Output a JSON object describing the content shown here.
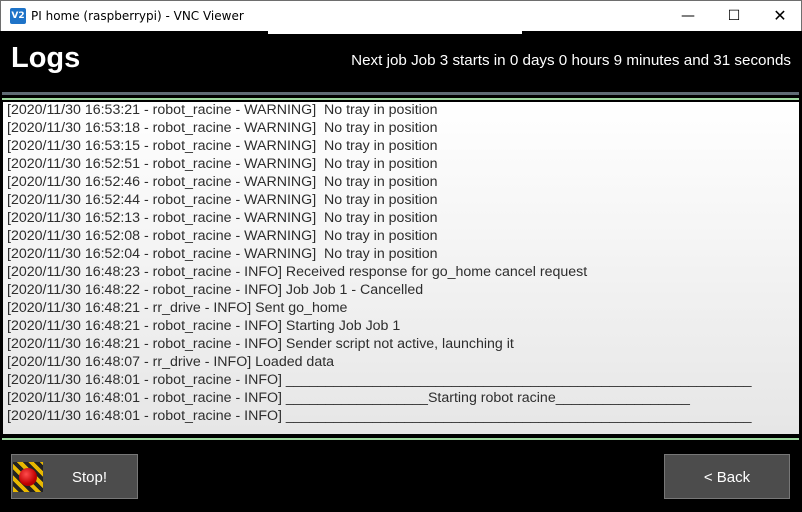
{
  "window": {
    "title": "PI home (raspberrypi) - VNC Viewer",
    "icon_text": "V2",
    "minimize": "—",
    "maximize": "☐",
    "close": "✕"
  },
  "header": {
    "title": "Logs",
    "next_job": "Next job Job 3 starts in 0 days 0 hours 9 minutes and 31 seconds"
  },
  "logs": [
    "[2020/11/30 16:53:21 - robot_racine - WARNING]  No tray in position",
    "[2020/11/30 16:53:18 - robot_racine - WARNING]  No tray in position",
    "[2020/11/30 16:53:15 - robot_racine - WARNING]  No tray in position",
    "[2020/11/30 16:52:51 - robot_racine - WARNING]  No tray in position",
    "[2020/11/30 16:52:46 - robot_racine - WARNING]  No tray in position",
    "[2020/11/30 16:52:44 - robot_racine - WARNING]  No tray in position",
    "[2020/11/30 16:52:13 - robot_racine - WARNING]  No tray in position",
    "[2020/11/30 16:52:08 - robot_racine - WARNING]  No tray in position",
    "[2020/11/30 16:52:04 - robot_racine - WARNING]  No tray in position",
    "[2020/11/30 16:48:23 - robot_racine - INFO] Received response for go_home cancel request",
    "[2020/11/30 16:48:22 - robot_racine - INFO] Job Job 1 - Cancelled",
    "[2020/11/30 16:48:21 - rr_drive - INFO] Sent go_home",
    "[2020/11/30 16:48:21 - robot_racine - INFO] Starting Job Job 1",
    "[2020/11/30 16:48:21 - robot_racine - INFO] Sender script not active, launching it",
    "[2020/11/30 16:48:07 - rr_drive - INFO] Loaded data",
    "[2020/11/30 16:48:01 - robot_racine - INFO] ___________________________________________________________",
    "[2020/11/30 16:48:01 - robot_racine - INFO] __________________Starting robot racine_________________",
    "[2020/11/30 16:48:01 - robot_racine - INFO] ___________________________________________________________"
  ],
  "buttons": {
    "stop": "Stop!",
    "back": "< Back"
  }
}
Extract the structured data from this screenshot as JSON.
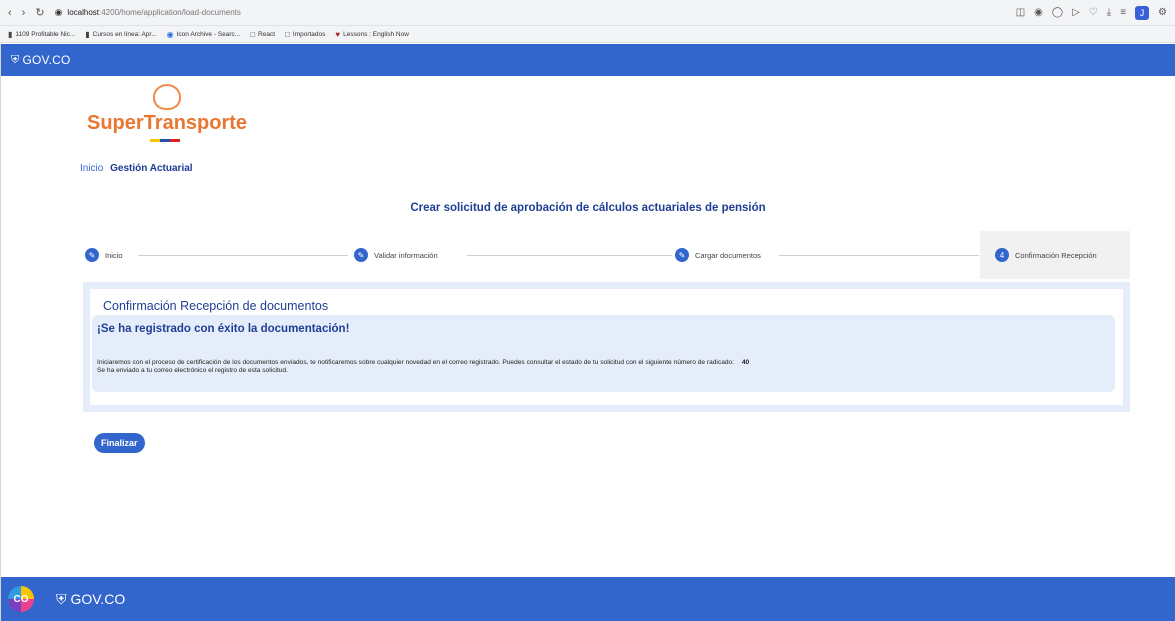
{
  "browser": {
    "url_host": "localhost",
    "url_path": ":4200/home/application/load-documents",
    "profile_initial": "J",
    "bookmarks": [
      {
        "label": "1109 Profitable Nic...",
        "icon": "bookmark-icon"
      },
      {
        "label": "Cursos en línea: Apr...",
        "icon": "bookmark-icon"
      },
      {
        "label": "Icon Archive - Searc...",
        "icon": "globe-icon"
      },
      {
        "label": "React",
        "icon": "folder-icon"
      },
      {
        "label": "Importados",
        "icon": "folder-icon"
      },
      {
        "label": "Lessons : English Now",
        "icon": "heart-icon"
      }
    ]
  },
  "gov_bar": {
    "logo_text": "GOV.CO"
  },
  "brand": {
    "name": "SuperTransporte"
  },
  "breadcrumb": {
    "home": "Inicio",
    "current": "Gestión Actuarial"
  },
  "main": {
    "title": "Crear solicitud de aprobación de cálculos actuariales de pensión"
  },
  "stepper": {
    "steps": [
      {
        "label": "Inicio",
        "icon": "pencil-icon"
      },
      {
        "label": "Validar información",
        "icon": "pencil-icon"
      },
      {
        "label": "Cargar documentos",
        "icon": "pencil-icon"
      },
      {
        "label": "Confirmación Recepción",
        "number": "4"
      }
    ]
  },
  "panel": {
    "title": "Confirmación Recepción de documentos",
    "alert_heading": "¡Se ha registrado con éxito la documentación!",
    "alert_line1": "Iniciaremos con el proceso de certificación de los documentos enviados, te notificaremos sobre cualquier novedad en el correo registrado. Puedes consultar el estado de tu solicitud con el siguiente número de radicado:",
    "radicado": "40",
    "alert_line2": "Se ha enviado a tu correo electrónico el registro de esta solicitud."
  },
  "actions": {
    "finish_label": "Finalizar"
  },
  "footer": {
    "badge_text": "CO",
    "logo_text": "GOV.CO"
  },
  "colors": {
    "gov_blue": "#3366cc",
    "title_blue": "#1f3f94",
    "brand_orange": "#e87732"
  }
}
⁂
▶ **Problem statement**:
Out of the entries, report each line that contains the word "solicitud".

▶ **Result**:
    "title": "Crear solicitud de aprobación de cálculos actuariales de pensión"
    "alert_line1": "Iniciaremos con el proceso de certificación de los documentos enviados, te notificaremos sobre cualquier novedad en el correo registrado. Puedes consultar el estado de tu solicitud con el siguiente número de radicado:",
    "alert_line2": "Se ha enviado a tu correo electrónico el registro de esta solicitud."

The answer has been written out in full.